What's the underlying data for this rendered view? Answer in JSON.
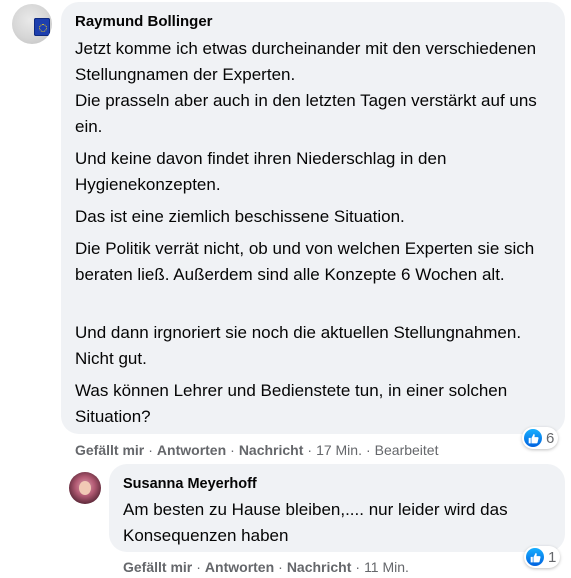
{
  "comments": [
    {
      "author": "Raymund Bollinger",
      "paragraphs": [
        "Jetzt komme ich etwas durcheinander mit den verschiedenen Stellungnamen der Experten.",
        "Die prasseln aber auch in den letzten Tagen verstärkt auf uns ein.",
        "Und keine davon findet ihren Niederschlag in den Hygienekonzepten.",
        "Das ist eine ziemlich beschissene Situation.",
        "Die Politik verrät nicht, ob und von welchen Experten sie sich beraten ließ. Außerdem sind alle Konzepte 6 Wochen alt.",
        "Und dann irgnoriert sie noch die aktuellen Stellungnahmen. Nicht gut.",
        "Was können Lehrer und Bedienstete tun, in einer solchen Situation?"
      ],
      "reaction_count": "6",
      "actions": {
        "like": "Gefällt mir",
        "reply": "Antworten",
        "message": "Nachricht",
        "time": "17 Min.",
        "edited": "Bearbeitet"
      }
    },
    {
      "author": "Susanna Meyerhoff",
      "paragraphs": [
        "Am besten zu Hause bleiben,.... nur leider wird das Konsequenzen haben"
      ],
      "reaction_count": "1",
      "actions": {
        "like": "Gefällt mir",
        "reply": "Antworten",
        "message": "Nachricht",
        "time": "11 Min."
      }
    }
  ],
  "separator": "·",
  "icons": {
    "reaction": "like-thumbs-up-icon"
  },
  "colors": {
    "bubble": "#f0f2f5",
    "like_blue": "#1877f2",
    "meta_text": "#65676b",
    "text": "#050505"
  }
}
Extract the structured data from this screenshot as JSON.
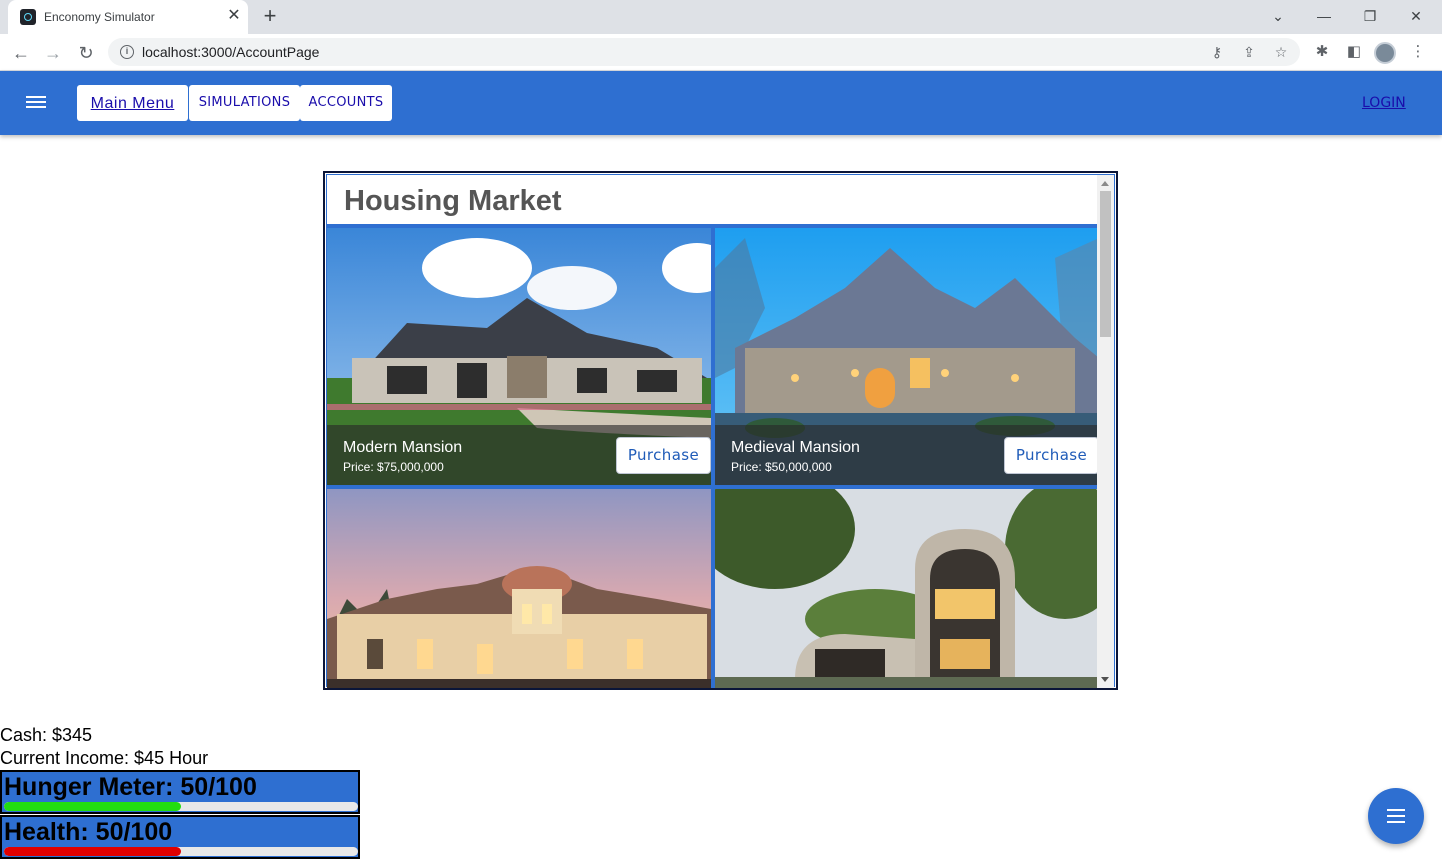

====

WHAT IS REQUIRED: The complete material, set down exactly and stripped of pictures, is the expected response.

ANSWER TO THIS PROBLEM:
What's the underlying data for this rendered view? Answer in JSON.
{
  "comments": [
    {
      "author": "Raymund Bollinger",
      "paragraphs": [
        "Jetzt komme ich etwas durcheinander mit den verschiedenen Stellungnamen der Experten.",
        "Die prasseln aber auch in den letzten Tagen verstärkt auf uns ein.",
        "Und keine davon findet ihren Niederschlag in den Hygienekonzepten.",
        "Das ist eine ziemlich beschissene Situation.",
        "Die Politik verrät nicht, ob und von welchen Experten sie sich beraten ließ. Außerdem sind alle Konzepte 6 Wochen alt.",
        "Und dann irgnoriert sie noch die aktuellen Stellungnahmen. Nicht gut.",
        "Was können Lehrer und Bedienstete tun, in einer solchen Situation?"
      ],
      "reaction_count": "6",
      "actions": {
        "like": "Gefällt mir",
        "reply": "Antworten",
        "message": "Nachricht",
        "time": "17 Min.",
        "edited": "Bearbeitet"
      }
    },
    {
      "author": "Susanna Meyerhoff",
      "paragraphs": [
        "Am besten zu Hause bleiben,.... nur leider wird das Konsequenzen haben"
      ],
      "reaction_count": "1",
      "actions": {
        "like": "Gefällt mir",
        "reply": "Antworten",
        "message": "Nachricht",
        "time": "11 Min."
      }
    }
  ],
  "separator": "·",
  "icons": {
    "reaction": "like-thumbs-up-icon"
  },
  "colors": {
    "bubble": "#f0f2f5",
    "like_blue": "#1877f2",
    "meta_text": "#65676b",
    "text": "#050505"
  }
}
Extract the structured data from this screenshot as JSON.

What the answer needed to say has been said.